Approach / method
In this research project, we will approach the phenomenon of sacrifice from three foci, which enable us to deal with the questions concerning sacrifice in the context of modernity. And, conversely, these foci will provide room to discuss the issues raised by sacrifice and its specific religious connotations to and within modernity. Thematically selected, the three foci will each be addressed by a cluster of
authors who will tackle a particular theme jointly. Central to each cluster is a key narrative about a sacrifice from one of the great religious traditions. The authors are invited to react to this key narrative and to connect it, if possible, to a concrete case from either their own or a different religious tradition (depending on their own choice). There will be a number of meetings (at least two per cluster) in which the authors will discuss and comment on the individual contributions.
1. Sacrifice and Community
How do sacrifice and community relate to each other, (how) do they install each other? To what extent do sacrifices have either a community-forming and consolidating effect, or are they subverting community? To what extent does the sacrifice as cuisine have special meaning here? As a key narrative, or paradigmatic story, we will use (the description of) a sacrificial or reconciliation meal taken from one of the native African religions. Examples of cases that might be juxtaposed to this narrative are the liturgical practice of the Eucharist, and lars von Trier’s movie Breaking the Waves. We will ask the authors of the individual contributions to relate to the paradigmatic story of this cluster, or at least to formulate a response.

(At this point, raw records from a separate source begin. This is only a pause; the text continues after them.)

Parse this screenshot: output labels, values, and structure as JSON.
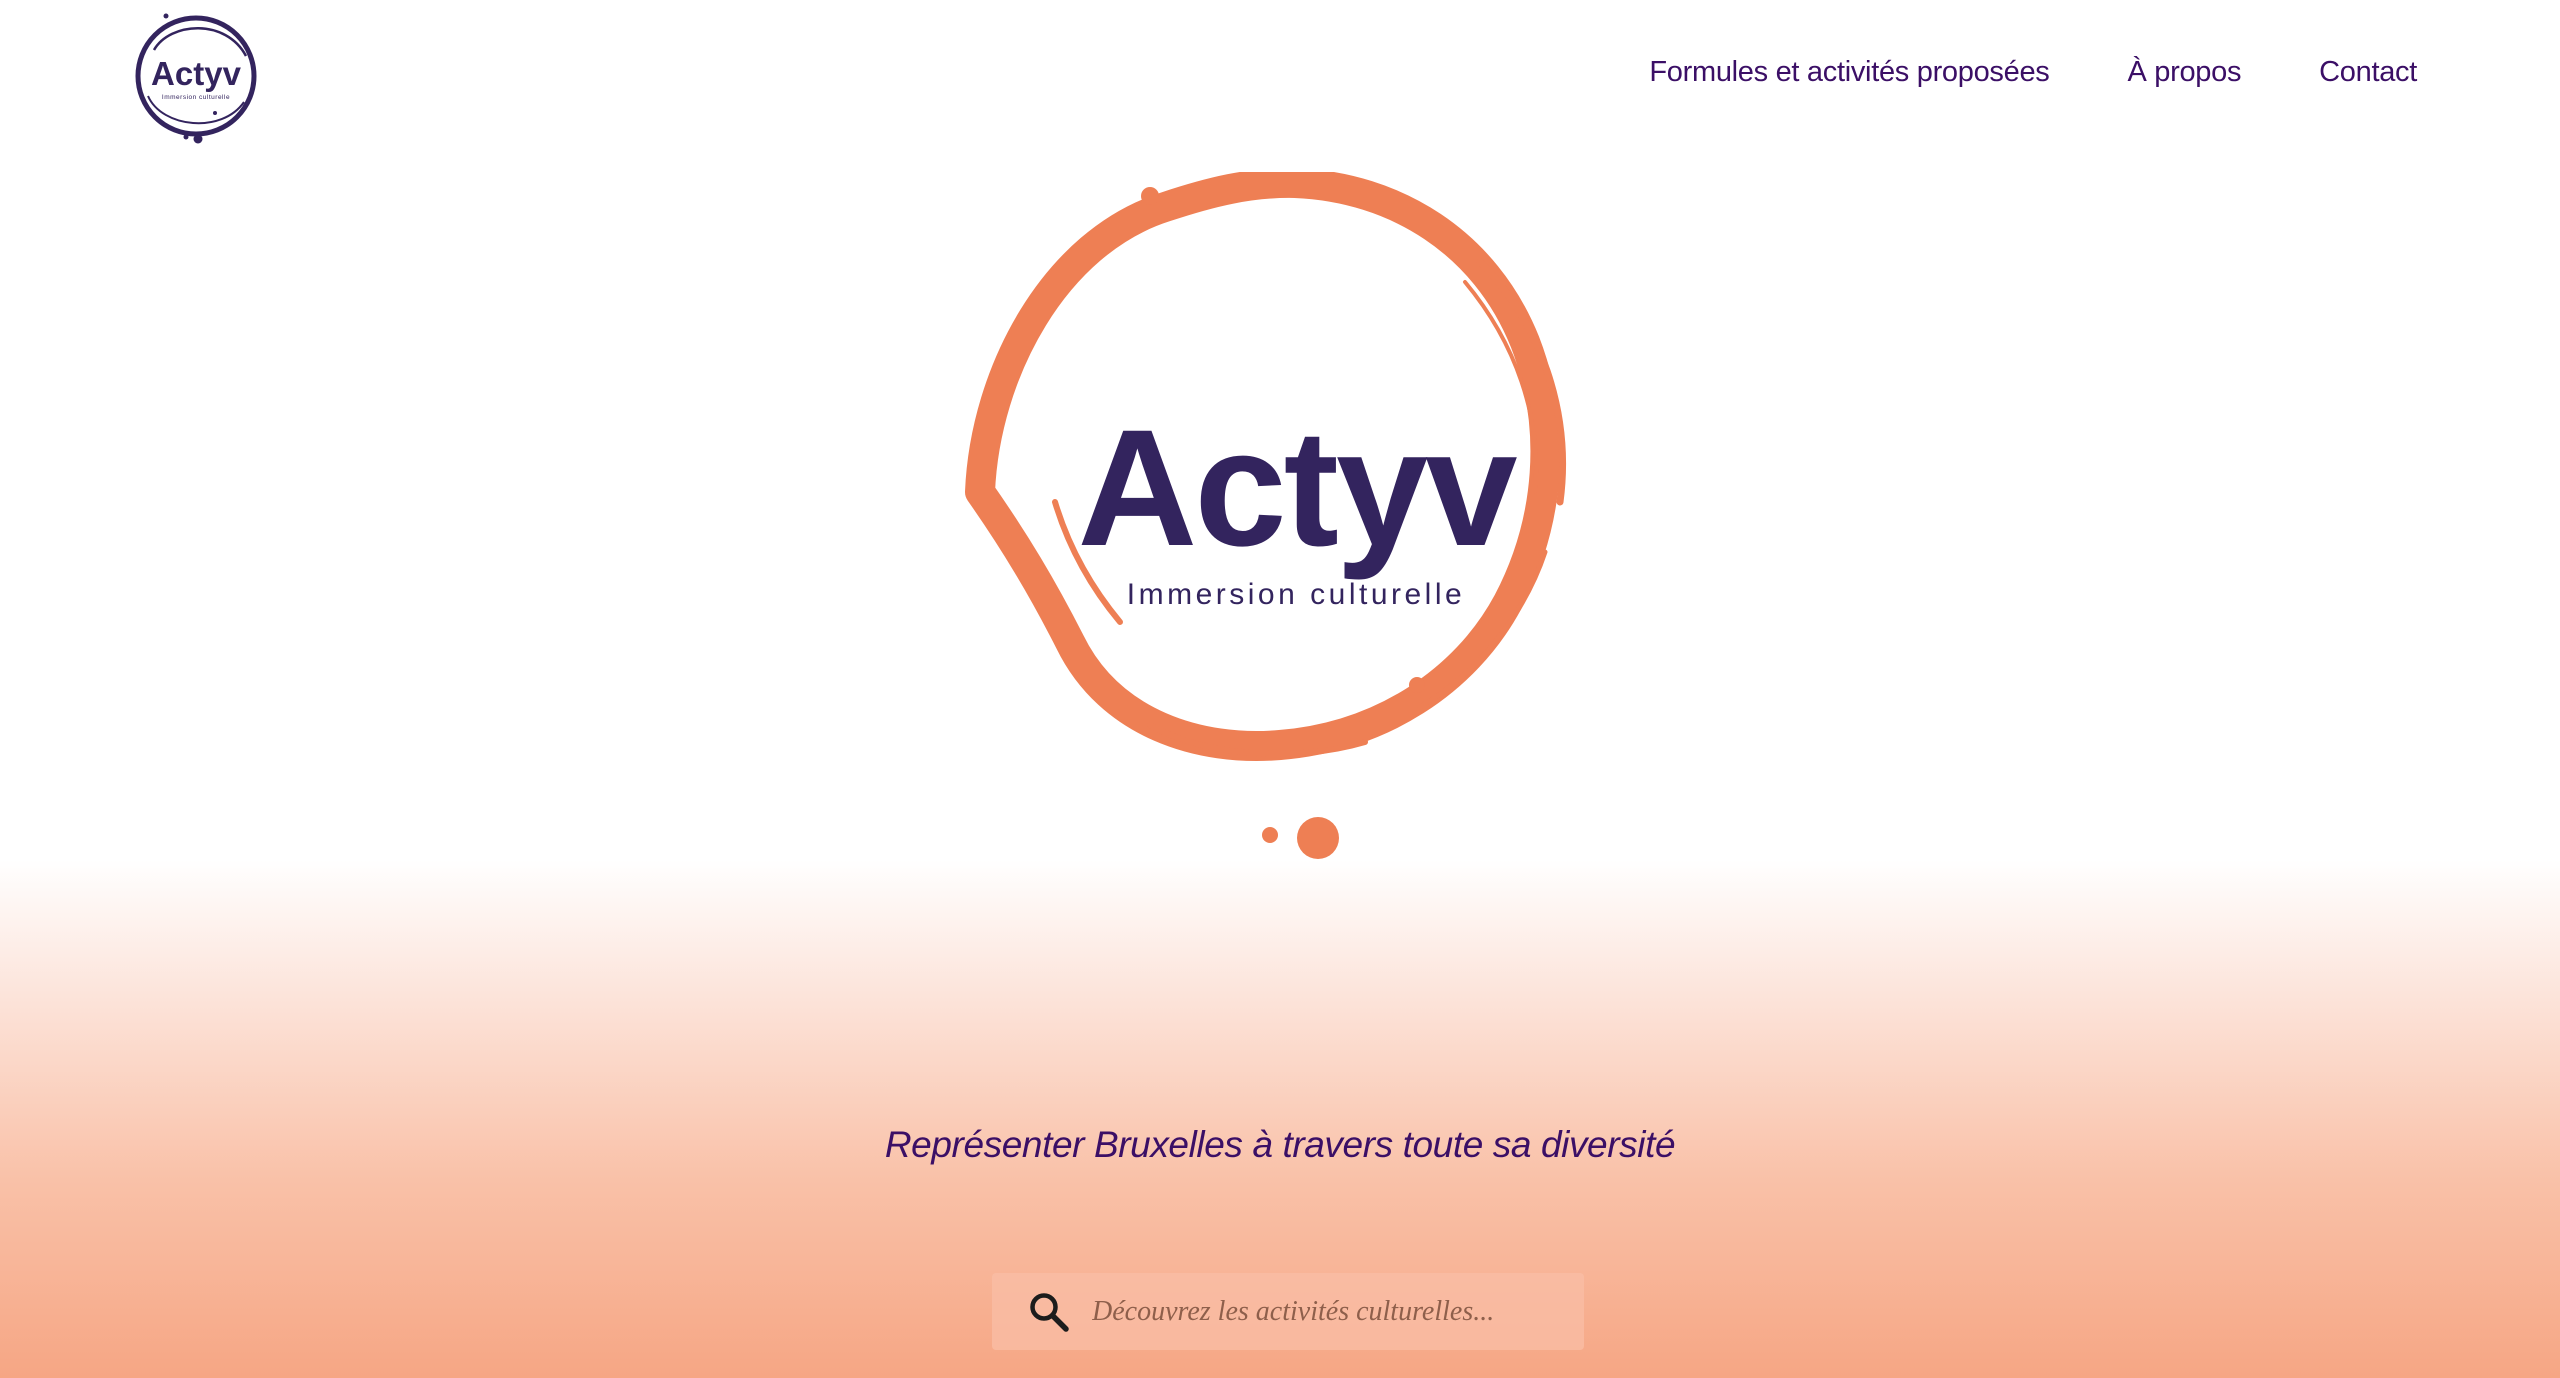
{
  "brand": {
    "logo_wordmark": "Actyv",
    "logo_subtitle": "Immersion culturelle",
    "logo_icon": "actyv-logo",
    "colors": {
      "primary": "#3b0f66",
      "logo_ink": "#33245e",
      "accent": "#ee7f54",
      "gradient_bottom": "#f6a684"
    }
  },
  "nav": {
    "items": [
      {
        "label": "Formules et activités proposées"
      },
      {
        "label": "À propos"
      },
      {
        "label": "Contact"
      }
    ]
  },
  "hero": {
    "tagline": "Représenter Bruxelles à travers toute sa diversité"
  },
  "search": {
    "icon": "search-icon",
    "placeholder": "Découvrez les activités culturelles...",
    "value": ""
  }
}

2. Sacrifice and Ritual
This perspective deals with the ritual, non-advantegous, and non-functional aspects of the sacrifice. We will pay special attention to the transformation of the Offertory in and through sacrifice. The key narrative, or paradigmatic story, will be a Hindu story about or a description of a sacrifice. Examples of a case that might be juxtaposed to this narrative is the Southern European bullfight, or a sacrificial ritual that raises the matter of dissipation, superfluity, or futility in the sacrifice. We will ask the authors of the individual contributions to relate to the paradigmatic story of this cluster, or at least to formulate a reaction.
3. Sacrifice and Identity
What is the meaning of sacrifice or self-sacrifice for the (de)construction of identity (obtaining an identity by losing it or letting go of it)? Special attention will be paid to gender identity and family ties. As a key narrative we will take the sacrifice of Abraham from the Qur’an. We will ask the authors of the contributions to relate to the paradigmatic story of this cluster, or at least to formulate a reaction.